# What you will do
Your task is to copy all of the data exactly.

# Material provided
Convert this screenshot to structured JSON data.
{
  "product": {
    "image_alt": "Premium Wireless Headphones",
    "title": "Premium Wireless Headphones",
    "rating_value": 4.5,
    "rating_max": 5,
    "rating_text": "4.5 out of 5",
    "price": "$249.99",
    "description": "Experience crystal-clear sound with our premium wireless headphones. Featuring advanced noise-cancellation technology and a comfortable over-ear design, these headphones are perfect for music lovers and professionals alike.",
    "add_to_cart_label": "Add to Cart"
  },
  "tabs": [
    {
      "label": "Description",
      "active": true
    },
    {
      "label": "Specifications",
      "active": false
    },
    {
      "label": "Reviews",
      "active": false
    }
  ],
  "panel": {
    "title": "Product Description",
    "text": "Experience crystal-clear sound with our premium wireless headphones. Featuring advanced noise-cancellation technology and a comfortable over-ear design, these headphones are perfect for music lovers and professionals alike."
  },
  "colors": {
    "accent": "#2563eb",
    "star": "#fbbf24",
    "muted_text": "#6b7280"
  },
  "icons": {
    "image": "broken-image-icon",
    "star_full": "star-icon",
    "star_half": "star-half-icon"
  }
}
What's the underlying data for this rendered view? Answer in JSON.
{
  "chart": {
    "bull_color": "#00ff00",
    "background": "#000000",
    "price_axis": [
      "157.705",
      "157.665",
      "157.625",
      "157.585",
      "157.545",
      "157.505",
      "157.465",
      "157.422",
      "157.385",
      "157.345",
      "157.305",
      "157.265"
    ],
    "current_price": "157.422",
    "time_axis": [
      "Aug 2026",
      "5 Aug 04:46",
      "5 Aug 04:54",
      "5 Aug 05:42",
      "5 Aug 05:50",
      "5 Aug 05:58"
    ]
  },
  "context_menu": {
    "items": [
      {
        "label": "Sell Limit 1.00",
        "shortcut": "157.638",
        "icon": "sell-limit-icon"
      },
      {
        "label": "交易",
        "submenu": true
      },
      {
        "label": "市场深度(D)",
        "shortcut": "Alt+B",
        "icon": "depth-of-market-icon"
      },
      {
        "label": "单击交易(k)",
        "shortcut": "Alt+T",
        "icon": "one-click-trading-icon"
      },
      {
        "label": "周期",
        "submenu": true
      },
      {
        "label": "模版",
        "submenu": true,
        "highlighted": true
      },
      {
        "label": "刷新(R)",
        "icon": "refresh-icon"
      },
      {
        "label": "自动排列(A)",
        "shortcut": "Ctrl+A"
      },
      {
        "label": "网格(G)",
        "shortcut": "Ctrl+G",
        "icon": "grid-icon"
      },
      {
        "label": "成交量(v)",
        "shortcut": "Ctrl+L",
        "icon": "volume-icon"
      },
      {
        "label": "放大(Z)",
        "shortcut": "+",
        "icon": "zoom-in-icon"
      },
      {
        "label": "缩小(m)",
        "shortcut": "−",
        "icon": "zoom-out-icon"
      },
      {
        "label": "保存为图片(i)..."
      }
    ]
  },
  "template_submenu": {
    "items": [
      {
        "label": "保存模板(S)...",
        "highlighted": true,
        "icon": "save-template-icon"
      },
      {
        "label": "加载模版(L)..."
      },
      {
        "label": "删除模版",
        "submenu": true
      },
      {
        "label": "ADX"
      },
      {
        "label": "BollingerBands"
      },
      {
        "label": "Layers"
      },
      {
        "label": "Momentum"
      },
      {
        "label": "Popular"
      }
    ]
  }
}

# Result of this task
Convert this screenshot to structured JSON data.
{
  "product": {
    "image_alt": "Premium Wireless Headphones",
    "title": "Premium Wireless Headphones",
    "rating_value": 4.5,
    "rating_max": 5,
    "rating_text": "4.5 out of 5",
    "price": "$249.99",
    "description": "Experience crystal-clear sound with our premium wireless headphones. Featuring advanced noise-cancellation technology and a comfortable over-ear design, these headphones are perfect for music lovers and professionals alike.",
    "add_to_cart_label": "Add to Cart"
  },
  "tabs": [
    {
      "label": "Description",
      "active": true
    },
    {
      "label": "Specifications",
      "active": false
    },
    {
      "label": "Reviews",
      "active": false
    }
  ],
  "panel": {
    "title": "Product Description",
    "text": "Experience crystal-clear sound with our premium wireless headphones. Featuring advanced noise-cancellation technology and a comfortable over-ear design, these headphones are perfect for music lovers and professionals alike."
  },
  "colors": {
    "accent": "#2563eb",
    "star": "#fbbf24",
    "muted_text": "#6b7280"
  },
  "icons": {
    "image": "broken-image-icon",
    "star_full": "star-icon",
    "star_half": "star-half-icon"
  }
}
What's the underlying data for this rendered view? Answer in JSON.
{
  "chart": {
    "bull_color": "#00ff00",
    "background": "#000000",
    "price_axis": [
      "157.705",
      "157.665",
      "157.625",
      "157.585",
      "157.545",
      "157.505",
      "157.465",
      "157.422",
      "157.385",
      "157.345",
      "157.305",
      "157.265"
    ],
    "current_price": "157.422",
    "time_axis": [
      "Aug 2026",
      "5 Aug 04:46",
      "5 Aug 04:54",
      "5 Aug 05:42",
      "5 Aug 05:50",
      "5 Aug 05:58"
    ]
  },
  "context_menu": {
    "items": [
      {
        "label": "Sell Limit 1.00",
        "shortcut": "157.638",
        "icon": "sell-limit-icon"
      },
      {
        "label": "交易",
        "submenu": true
      },
      {
        "label": "市场深度(D)",
        "shortcut": "Alt+B",
        "icon": "depth-of-market-icon"
      },
      {
        "label": "单击交易(k)",
        "shortcut": "Alt+T",
        "icon": "one-click-trading-icon"
      },
      {
        "label": "周期",
        "submenu": true
      },
      {
        "label": "模版",
        "submenu": true,
        "highlighted": true
      },
      {
        "label": "刷新(R)",
        "icon": "refresh-icon"
      },
      {
        "label": "自动排列(A)",
        "shortcut": "Ctrl+A"
      },
      {
        "label": "网格(G)",
        "shortcut": "Ctrl+G",
        "icon": "grid-icon"
      },
      {
        "label": "成交量(v)",
        "shortcut": "Ctrl+L",
        "icon": "volume-icon"
      },
      {
        "label": "放大(Z)",
        "shortcut": "+",
        "icon": "zoom-in-icon"
      },
      {
        "label": "缩小(m)",
        "shortcut": "−",
        "icon": "zoom-out-icon"
      },
      {
        "label": "保存为图片(i)..."
      }
    ]
  },
  "template_submenu": {
    "items": [
      {
        "label": "保存模板(S)...",
        "highlighted": true,
        "icon": "save-template-icon"
      },
      {
        "label": "加载模版(L)..."
      },
      {
        "label": "删除模版",
        "submenu": true
      },
      {
        "label": "ADX"
      },
      {
        "label": "BollingerBands"
      },
      {
        "label": "Layers"
      },
      {
        "label": "Momentum"
      },
      {
        "label": "Popular"
      }
    ]
  }
}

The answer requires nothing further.